During embryonic and postnatal development, the neurons that control the respiratory function go through a process of "maturation". In this process, these neurons acquire a precise communication network that allows them to generate a robust ventilatory rhythm that is adjustable to the physiological needs of the body. A dysfunction or an abnormal development of these neurons can lead to a variety of important respiratory disorders. Indeed, babies born prematurely (with an immature neural respiratory network) have a higher risk of developing respiratory irregularities.
These irregularities are manifested in form of repeated respiratory arrests (apnea of prematurity - AoP) that induce blood deoxygenation, which in clinical terms are called intermittent hypoxia (IH). IH, in turn, delays the maturation and development of the respiratory neural system, increases morbidity, prolongs the need for hospitalization care, and has long-term cognitive and neurological outcomes. Since mitochondria are tiny structures inside the cell that use oxygen to produce all the energy required by the brain, this research program proposes to study how IH affects the functioning of brain mitochondria at neonatal ages.
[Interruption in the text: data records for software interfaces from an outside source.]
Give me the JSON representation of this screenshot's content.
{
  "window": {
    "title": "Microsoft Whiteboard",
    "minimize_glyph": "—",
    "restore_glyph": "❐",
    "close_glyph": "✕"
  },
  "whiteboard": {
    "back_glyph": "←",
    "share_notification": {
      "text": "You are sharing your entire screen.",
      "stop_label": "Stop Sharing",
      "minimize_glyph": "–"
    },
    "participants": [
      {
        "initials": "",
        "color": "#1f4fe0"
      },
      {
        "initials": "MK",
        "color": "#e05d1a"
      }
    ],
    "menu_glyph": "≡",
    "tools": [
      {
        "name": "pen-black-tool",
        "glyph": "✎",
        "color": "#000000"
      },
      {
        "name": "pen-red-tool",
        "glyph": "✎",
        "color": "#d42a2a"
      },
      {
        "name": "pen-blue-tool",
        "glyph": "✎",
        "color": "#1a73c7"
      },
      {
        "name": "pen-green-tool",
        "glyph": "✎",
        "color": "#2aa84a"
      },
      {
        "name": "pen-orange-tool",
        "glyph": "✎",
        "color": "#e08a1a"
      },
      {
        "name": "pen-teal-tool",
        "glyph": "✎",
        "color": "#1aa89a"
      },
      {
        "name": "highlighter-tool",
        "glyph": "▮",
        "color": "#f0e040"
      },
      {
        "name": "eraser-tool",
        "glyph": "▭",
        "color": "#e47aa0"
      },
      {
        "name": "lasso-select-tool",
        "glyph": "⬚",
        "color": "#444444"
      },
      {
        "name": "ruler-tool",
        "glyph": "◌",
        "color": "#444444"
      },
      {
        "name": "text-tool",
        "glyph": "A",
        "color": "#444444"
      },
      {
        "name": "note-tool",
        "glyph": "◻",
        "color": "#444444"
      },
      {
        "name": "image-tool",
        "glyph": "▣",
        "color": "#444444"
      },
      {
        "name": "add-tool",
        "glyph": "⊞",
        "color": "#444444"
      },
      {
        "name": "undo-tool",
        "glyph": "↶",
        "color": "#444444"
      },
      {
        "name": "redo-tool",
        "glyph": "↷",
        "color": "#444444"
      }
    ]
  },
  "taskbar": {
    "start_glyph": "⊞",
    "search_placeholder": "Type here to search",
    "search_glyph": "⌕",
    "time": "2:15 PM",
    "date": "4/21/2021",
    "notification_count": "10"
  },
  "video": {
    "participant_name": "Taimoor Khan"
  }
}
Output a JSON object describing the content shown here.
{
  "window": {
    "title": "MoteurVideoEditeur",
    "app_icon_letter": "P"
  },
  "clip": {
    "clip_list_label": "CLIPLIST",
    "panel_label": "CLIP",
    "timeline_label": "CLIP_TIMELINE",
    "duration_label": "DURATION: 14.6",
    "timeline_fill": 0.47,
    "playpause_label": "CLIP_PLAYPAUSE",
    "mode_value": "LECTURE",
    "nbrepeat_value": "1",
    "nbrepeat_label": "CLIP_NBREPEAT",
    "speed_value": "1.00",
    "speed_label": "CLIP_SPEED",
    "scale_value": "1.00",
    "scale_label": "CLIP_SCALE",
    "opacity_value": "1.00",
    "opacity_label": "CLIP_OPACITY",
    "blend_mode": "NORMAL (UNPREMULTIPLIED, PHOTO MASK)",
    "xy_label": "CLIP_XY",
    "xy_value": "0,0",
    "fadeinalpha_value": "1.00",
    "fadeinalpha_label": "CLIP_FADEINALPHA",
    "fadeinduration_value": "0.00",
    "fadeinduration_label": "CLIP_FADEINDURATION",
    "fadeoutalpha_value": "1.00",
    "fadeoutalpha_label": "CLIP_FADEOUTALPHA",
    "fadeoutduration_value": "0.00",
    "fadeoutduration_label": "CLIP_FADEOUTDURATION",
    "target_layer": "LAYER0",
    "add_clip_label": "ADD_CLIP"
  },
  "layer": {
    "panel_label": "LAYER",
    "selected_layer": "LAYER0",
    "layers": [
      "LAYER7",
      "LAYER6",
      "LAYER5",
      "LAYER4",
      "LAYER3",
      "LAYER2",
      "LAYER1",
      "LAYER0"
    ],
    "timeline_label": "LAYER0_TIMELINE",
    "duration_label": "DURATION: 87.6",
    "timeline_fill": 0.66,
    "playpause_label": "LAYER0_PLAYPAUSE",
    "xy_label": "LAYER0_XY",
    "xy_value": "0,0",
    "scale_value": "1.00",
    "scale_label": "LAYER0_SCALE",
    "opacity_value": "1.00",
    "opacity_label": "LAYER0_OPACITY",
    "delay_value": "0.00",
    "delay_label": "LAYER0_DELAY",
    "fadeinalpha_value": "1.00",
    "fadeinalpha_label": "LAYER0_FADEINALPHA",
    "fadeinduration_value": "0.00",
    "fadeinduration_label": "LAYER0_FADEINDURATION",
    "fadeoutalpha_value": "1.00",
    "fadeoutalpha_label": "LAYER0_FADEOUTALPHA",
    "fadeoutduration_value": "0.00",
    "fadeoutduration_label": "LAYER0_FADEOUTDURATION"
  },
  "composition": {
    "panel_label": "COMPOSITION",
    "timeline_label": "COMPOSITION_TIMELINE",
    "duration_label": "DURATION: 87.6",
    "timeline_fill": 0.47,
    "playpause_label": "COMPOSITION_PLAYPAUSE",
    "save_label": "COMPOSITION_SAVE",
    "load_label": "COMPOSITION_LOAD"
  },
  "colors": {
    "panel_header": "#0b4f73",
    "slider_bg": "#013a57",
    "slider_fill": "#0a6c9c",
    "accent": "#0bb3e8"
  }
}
To do so, we will use rats pups exposed to IH (a classical model to study AoP in the laboratory). Likewise, we plan to investigate whether new mitochondrial-target drugs, currently used to prevent mitochondrial dysfunction, could be used to ameliorate the damage caused by the IH associated with AoP. In addition, since: 1) neonatal respiratory diseases are more common in men than in women, and 2) sex steroid hormones modulate the mitochondrial functioning, we plan to characterize the impact of IH in the mitochondria of both sexes. Thus, our research will lead to the identification of new, more effective, and sex-tailored treatments.